### RECORDS PROVIDED
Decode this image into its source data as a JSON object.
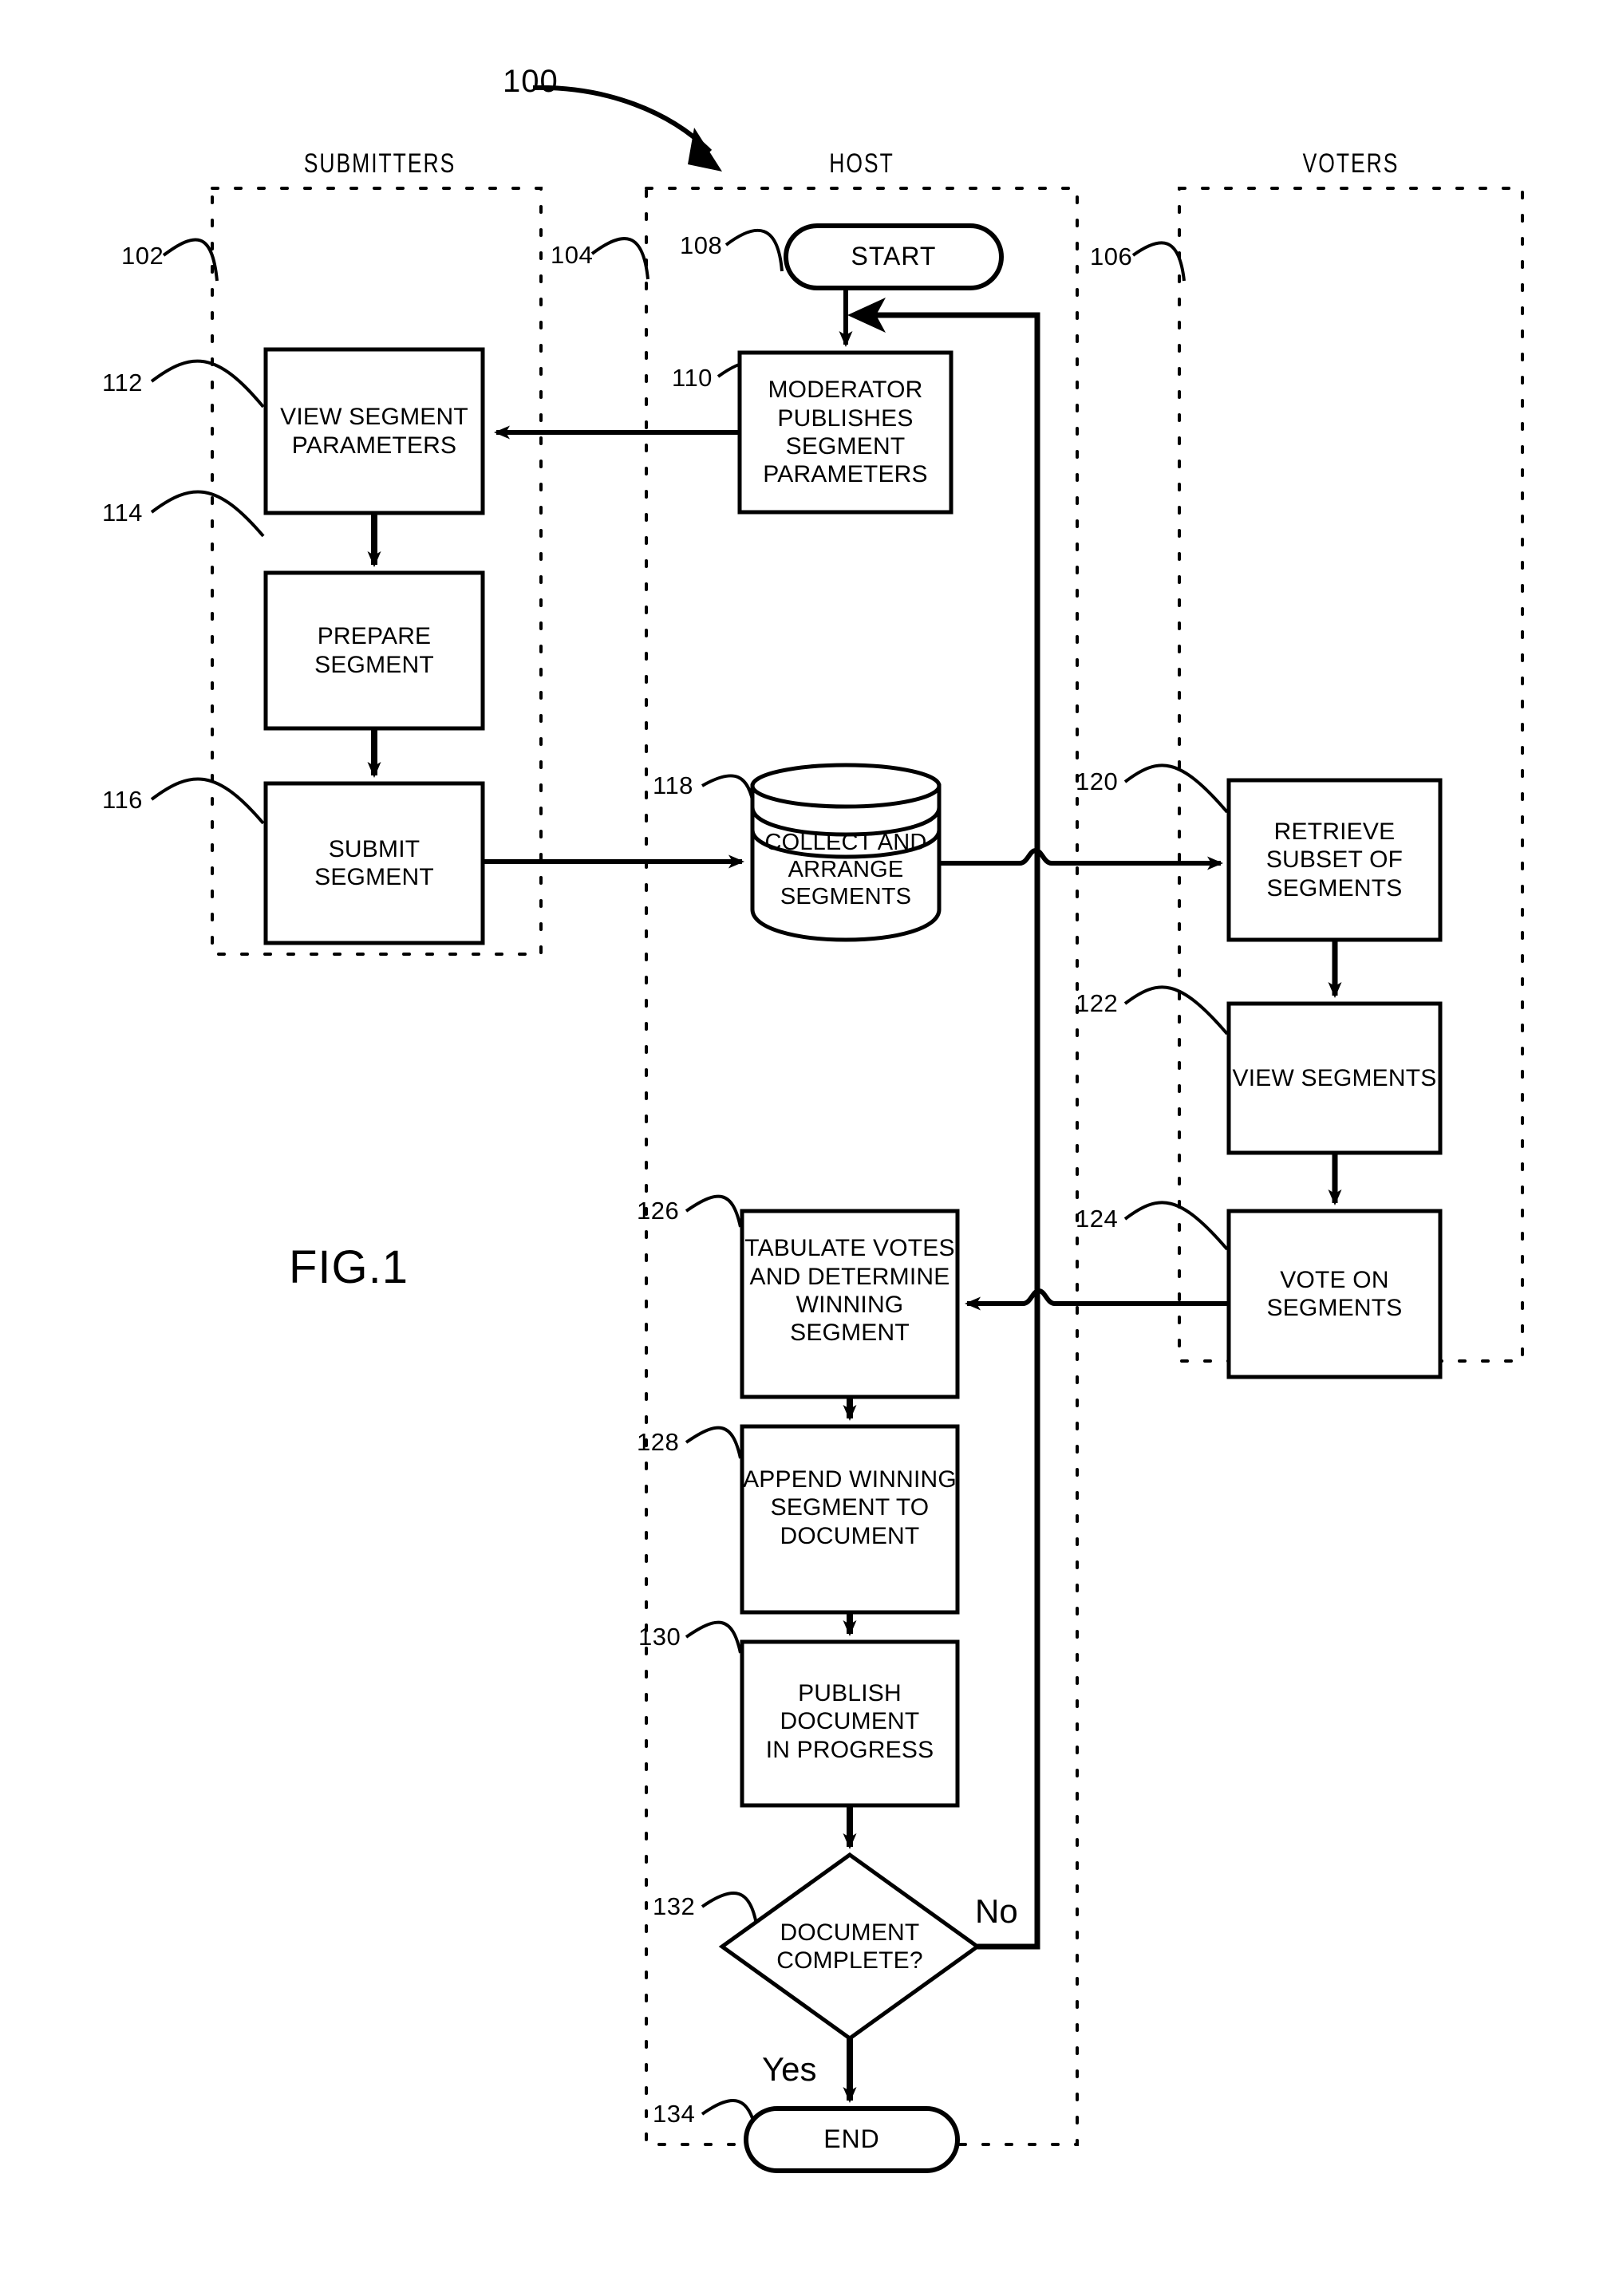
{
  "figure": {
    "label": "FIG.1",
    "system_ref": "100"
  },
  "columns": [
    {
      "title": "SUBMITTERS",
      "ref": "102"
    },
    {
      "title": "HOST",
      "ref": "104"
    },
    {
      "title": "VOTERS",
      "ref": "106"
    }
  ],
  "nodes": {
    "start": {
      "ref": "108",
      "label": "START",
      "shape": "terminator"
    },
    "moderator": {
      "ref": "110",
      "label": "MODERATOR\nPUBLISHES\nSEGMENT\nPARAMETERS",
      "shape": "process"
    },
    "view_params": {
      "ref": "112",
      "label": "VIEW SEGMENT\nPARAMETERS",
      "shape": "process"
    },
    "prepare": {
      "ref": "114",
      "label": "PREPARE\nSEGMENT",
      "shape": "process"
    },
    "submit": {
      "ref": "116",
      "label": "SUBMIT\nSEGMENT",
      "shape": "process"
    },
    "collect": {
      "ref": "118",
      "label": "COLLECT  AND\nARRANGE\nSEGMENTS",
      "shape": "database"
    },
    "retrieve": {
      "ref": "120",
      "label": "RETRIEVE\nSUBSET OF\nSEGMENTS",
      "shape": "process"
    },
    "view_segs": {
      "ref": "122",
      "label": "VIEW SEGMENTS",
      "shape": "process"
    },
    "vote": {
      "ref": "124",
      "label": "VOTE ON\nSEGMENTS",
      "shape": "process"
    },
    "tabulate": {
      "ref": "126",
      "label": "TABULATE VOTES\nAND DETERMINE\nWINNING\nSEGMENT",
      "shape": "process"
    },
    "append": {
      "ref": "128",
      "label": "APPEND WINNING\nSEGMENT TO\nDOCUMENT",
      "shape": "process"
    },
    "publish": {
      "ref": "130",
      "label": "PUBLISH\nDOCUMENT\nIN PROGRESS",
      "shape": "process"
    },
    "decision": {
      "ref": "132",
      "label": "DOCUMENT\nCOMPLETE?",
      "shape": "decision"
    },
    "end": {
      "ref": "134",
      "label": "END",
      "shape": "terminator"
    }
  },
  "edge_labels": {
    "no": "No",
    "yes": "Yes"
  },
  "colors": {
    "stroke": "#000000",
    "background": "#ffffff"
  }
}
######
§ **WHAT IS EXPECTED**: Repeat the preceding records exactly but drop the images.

§ **RESPONSE TO THE TASK**:
Decode this image into its source data as a JSON object.
{
  "figure": {
    "label": "FIG.1",
    "system_ref": "100"
  },
  "columns": [
    {
      "title": "SUBMITTERS",
      "ref": "102"
    },
    {
      "title": "HOST",
      "ref": "104"
    },
    {
      "title": "VOTERS",
      "ref": "106"
    }
  ],
  "nodes": {
    "start": {
      "ref": "108",
      "label": "START",
      "shape": "terminator"
    },
    "moderator": {
      "ref": "110",
      "label": "MODERATOR\nPUBLISHES\nSEGMENT\nPARAMETERS",
      "shape": "process"
    },
    "view_params": {
      "ref": "112",
      "label": "VIEW SEGMENT\nPARAMETERS",
      "shape": "process"
    },
    "prepare": {
      "ref": "114",
      "label": "PREPARE\nSEGMENT",
      "shape": "process"
    },
    "submit": {
      "ref": "116",
      "label": "SUBMIT\nSEGMENT",
      "shape": "process"
    },
    "collect": {
      "ref": "118",
      "label": "COLLECT  AND\nARRANGE\nSEGMENTS",
      "shape": "database"
    },
    "retrieve": {
      "ref": "120",
      "label": "RETRIEVE\nSUBSET OF\nSEGMENTS",
      "shape": "process"
    },
    "view_segs": {
      "ref": "122",
      "label": "VIEW SEGMENTS",
      "shape": "process"
    },
    "vote": {
      "ref": "124",
      "label": "VOTE ON\nSEGMENTS",
      "shape": "process"
    },
    "tabulate": {
      "ref": "126",
      "label": "TABULATE VOTES\nAND DETERMINE\nWINNING\nSEGMENT",
      "shape": "process"
    },
    "append": {
      "ref": "128",
      "label": "APPEND WINNING\nSEGMENT TO\nDOCUMENT",
      "shape": "process"
    },
    "publish": {
      "ref": "130",
      "label": "PUBLISH\nDOCUMENT\nIN PROGRESS",
      "shape": "process"
    },
    "decision": {
      "ref": "132",
      "label": "DOCUMENT\nCOMPLETE?",
      "shape": "decision"
    },
    "end": {
      "ref": "134",
      "label": "END",
      "shape": "terminator"
    }
  },
  "edge_labels": {
    "no": "No",
    "yes": "Yes"
  },
  "colors": {
    "stroke": "#000000",
    "background": "#ffffff"
  }
}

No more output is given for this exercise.